Complete® SE Vascular Stent System (20-100mm lengths)
Posted Mar 25 2010 9:00pm
This is a brief overview of information related to FDA’s approval to market this product. See the links below to the Summary of Safety and Effectiveness Data (SSED) and product labeling for more complete information on this product, its indications for use, and the basis for FDA’s approval
What is it? The Complete SE Vascular Stent is a thin, flexible metal mesh tube that can be implanted in the large arteries that supply blood to the pelvis and legs (iliac arteries). It consists of two parts, the stent and the delivery system. The stent is an implant constructed of a nickel-titanium alloy (nitinol) tubing and laser-cut into a mesh shape. The stent is mounted within a long, thin, tube-like device called the delivery catheter.
When is it used?
The Complete SE Stent is used to treat patients with narrowing of an iliac artery caused by atherosclerosis , the collection of fatty substances such as cholesterol that forms “plaque” along the lining of the arteries.

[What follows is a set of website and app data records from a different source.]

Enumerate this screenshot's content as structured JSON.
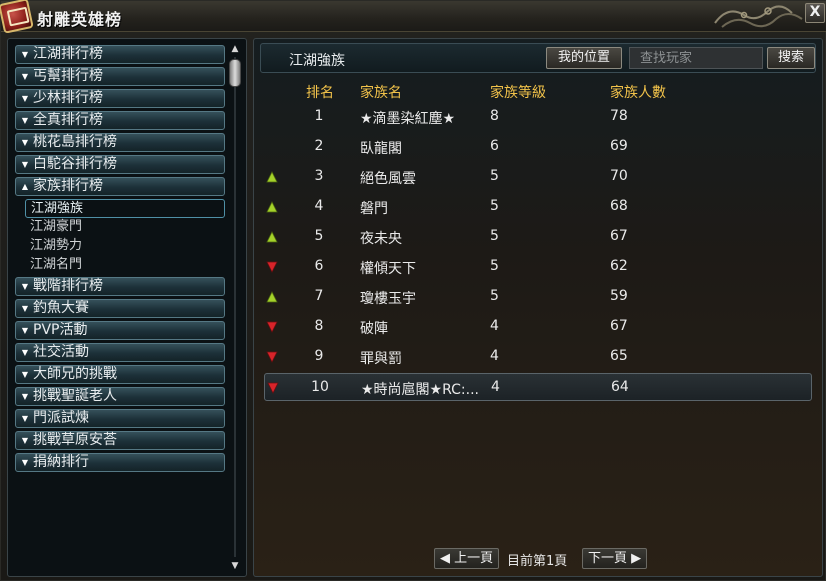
{
  "window": {
    "title": "射雕英雄榜",
    "close_label": "X"
  },
  "sidebar": {
    "items": [
      {
        "label": "江湖排行榜",
        "expanded": false
      },
      {
        "label": "丐幫排行榜",
        "expanded": false
      },
      {
        "label": "少林排行榜",
        "expanded": false
      },
      {
        "label": "全真排行榜",
        "expanded": false
      },
      {
        "label": "桃花島排行榜",
        "expanded": false
      },
      {
        "label": "白駝谷排行榜",
        "expanded": false
      },
      {
        "label": "家族排行榜",
        "expanded": true,
        "children": [
          "江湖強族",
          "江湖豪門",
          "江湖勢力",
          "江湖名門"
        ]
      },
      {
        "label": "戰階排行榜",
        "expanded": false
      },
      {
        "label": "釣魚大賽",
        "expanded": false
      },
      {
        "label": "PVP活動",
        "expanded": false
      },
      {
        "label": "社交活動",
        "expanded": false
      },
      {
        "label": "大師兄的挑戰",
        "expanded": false
      },
      {
        "label": "挑戰聖誕老人",
        "expanded": false
      },
      {
        "label": "門派試煉",
        "expanded": false
      },
      {
        "label": "挑戰草原安荅",
        "expanded": false
      },
      {
        "label": "捐納排行",
        "expanded": false
      }
    ],
    "selected_child": "江湖強族"
  },
  "header": {
    "title": "江湖強族",
    "my_position_label": "我的位置",
    "search_placeholder": "查找玩家",
    "search_label": "搜索"
  },
  "table": {
    "columns": {
      "rank": "排名",
      "name": "家族名",
      "level": "家族等級",
      "members": "家族人數"
    },
    "rows": [
      {
        "rank": "1",
        "name": "★滴墨染紅塵★",
        "level": "8",
        "members": "78",
        "trend": "none"
      },
      {
        "rank": "2",
        "name": "臥龍閣",
        "level": "6",
        "members": "69",
        "trend": "none"
      },
      {
        "rank": "3",
        "name": "絕色風雲",
        "level": "5",
        "members": "70",
        "trend": "up"
      },
      {
        "rank": "4",
        "name": "磐門",
        "level": "5",
        "members": "68",
        "trend": "up"
      },
      {
        "rank": "5",
        "name": "夜未央",
        "level": "5",
        "members": "67",
        "trend": "up"
      },
      {
        "rank": "6",
        "name": "權傾天下",
        "level": "5",
        "members": "62",
        "trend": "down"
      },
      {
        "rank": "7",
        "name": "瓊樓玉宇",
        "level": "5",
        "members": "59",
        "trend": "up"
      },
      {
        "rank": "8",
        "name": "破陣",
        "level": "4",
        "members": "67",
        "trend": "down"
      },
      {
        "rank": "9",
        "name": "罪與罰",
        "level": "4",
        "members": "65",
        "trend": "down"
      },
      {
        "rank": "10",
        "name": "★時尚扈閣★RC:...",
        "level": "4",
        "members": "64",
        "trend": "down"
      }
    ]
  },
  "pager": {
    "prev_label": "上一頁",
    "current_text": "目前第1頁",
    "next_label": "下一頁"
  },
  "colors": {
    "header_gold": "#f1c24a",
    "up_arrow": "#a4d12a",
    "down_arrow": "#d8242a"
  }
}
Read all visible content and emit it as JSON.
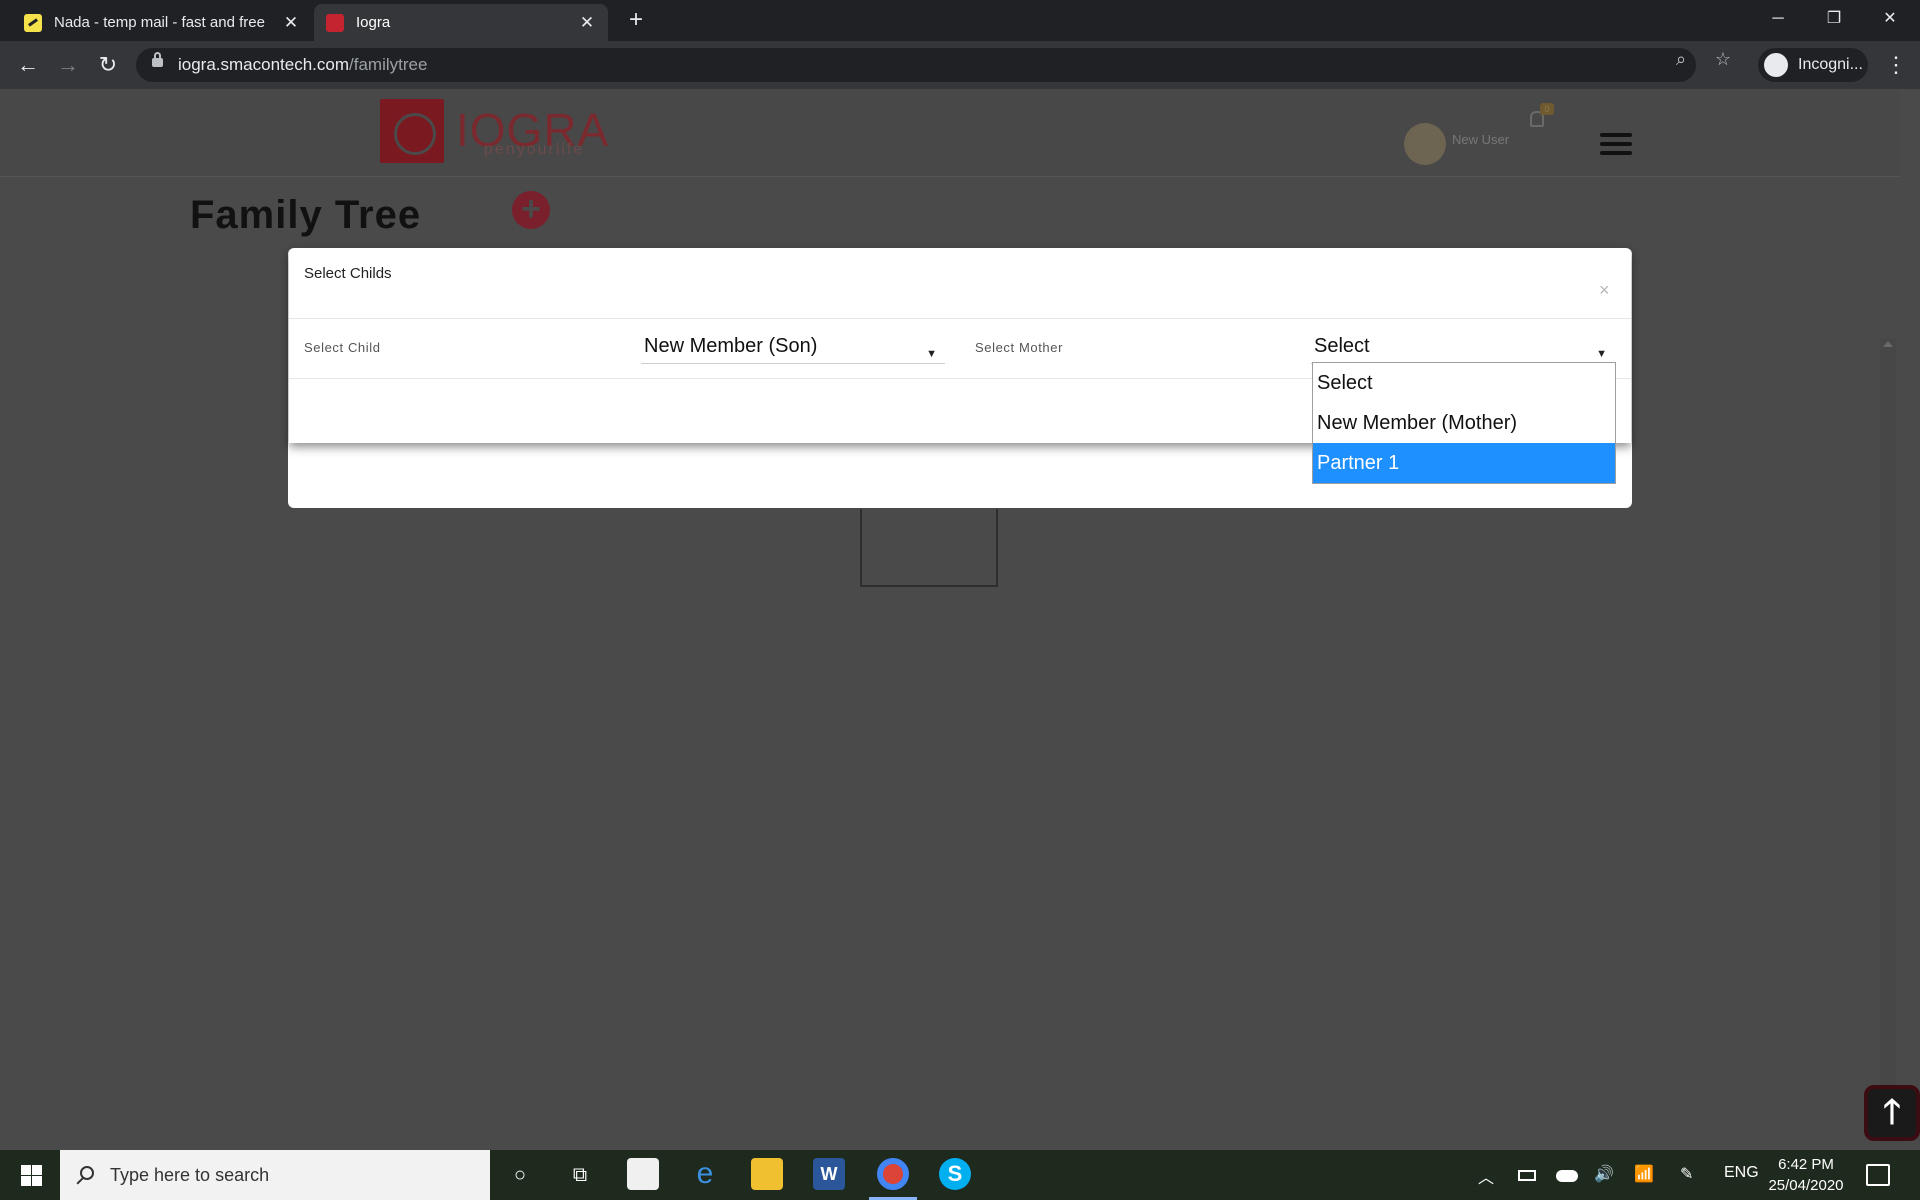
{
  "browser": {
    "tabs": [
      {
        "title": "Nada - temp mail - fast and free",
        "close": "✕"
      },
      {
        "title": "Iogra",
        "close": "✕"
      }
    ],
    "new_tab": "+",
    "window_controls": {
      "minimize": "─",
      "restore": "❐",
      "close": "✕"
    },
    "nav": {
      "back": "←",
      "forward": "→",
      "reload": "↻"
    },
    "url_host": "iogra.smacontech.com",
    "url_path": "/familytree",
    "zoom_icon": "⌕",
    "star_icon": "☆",
    "profile_label": "Incogni...",
    "menu": "⋮"
  },
  "site": {
    "logo_text": "IOGRA",
    "logo_tagline": "penyourlife",
    "user_name": "New User",
    "notification_count": "0",
    "page_title": "Family Tree",
    "add_symbol": "+",
    "scroll_top_symbol": "🡑"
  },
  "modal": {
    "title": "Select Childs",
    "close": "×",
    "child_label": "Select Child",
    "child_value": "New Member (Son)",
    "mother_label": "Select Mother",
    "mother_value": "Select",
    "arrow": "▼",
    "mother_options": [
      "Select",
      "New Member (Mother)",
      "Partner 1"
    ],
    "mother_highlighted": "Partner 1"
  },
  "taskbar": {
    "search_placeholder": "Type here to search",
    "cortana": "○",
    "task_view": "⧉",
    "word_letter": "W",
    "skype_letter": "S",
    "edge_letter": "e",
    "tray": {
      "chevron": "︿",
      "language": "ENG"
    },
    "time": "6:42 PM",
    "date": "25/04/2020"
  }
}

How does it work?
A catheter with a deflated balloon at its tip is inserted into a blood vessel in the groin and advanced within the vessel, to the narrowed section of the iliac artery.
The balloon is inflated within the narrowed artery to open it by pushing the plaque against the artery wall (balloon angioplasty).
The angioplasty balloon and its catheter are removed; then the Complete SE Stent system is advanced through the same vessel and positioned within the expanded artery.
The stent is then deployed by retracting the outer sheath after it is positioned in the artery and opens automatically over the blockage.
The stent placement increases blood flow to the legs by holding the artery wall open.
Once the stent is deployed, the stent delivery catheter is removed.
The stent remains permanently implanted in the iliac artery and acts as a support for the newly opened section of the vessel.
What will it accomplish? The inside lining of the artery will grow over the stent approximately 8 weeks after it is implanted. Once in place, the stent acts as a scaffold to:
hold open a narrowed iliac artery, and
improve blood flow to the legs.
When should it not be used?
Generally, patients who are not suitable candidates for balloon angioplasty are also not suitable candidates for stent placement. The Complete SE Stent should also not be used in patients who:
exhibit persistent blood clots in the blood vessels near the treatment site, following use of drugs that dissolve clots.
have uncorrected bleeding disorders or patients who cannot receive blood thinners.
have known allergies to nickel.
had a treatment site that is within or adjacent to a weakening of the wall of an artery (aneurysm).
experienced a puncture of an artery or the formation of a weakened sac-shaped or widened artery wall during the procedure, preceding possible stent implantation.
have excessive blood vessel twisting or bending.
have punctured blood vessels evidenced by contrast media exiting the vessel into the surrounding tissue.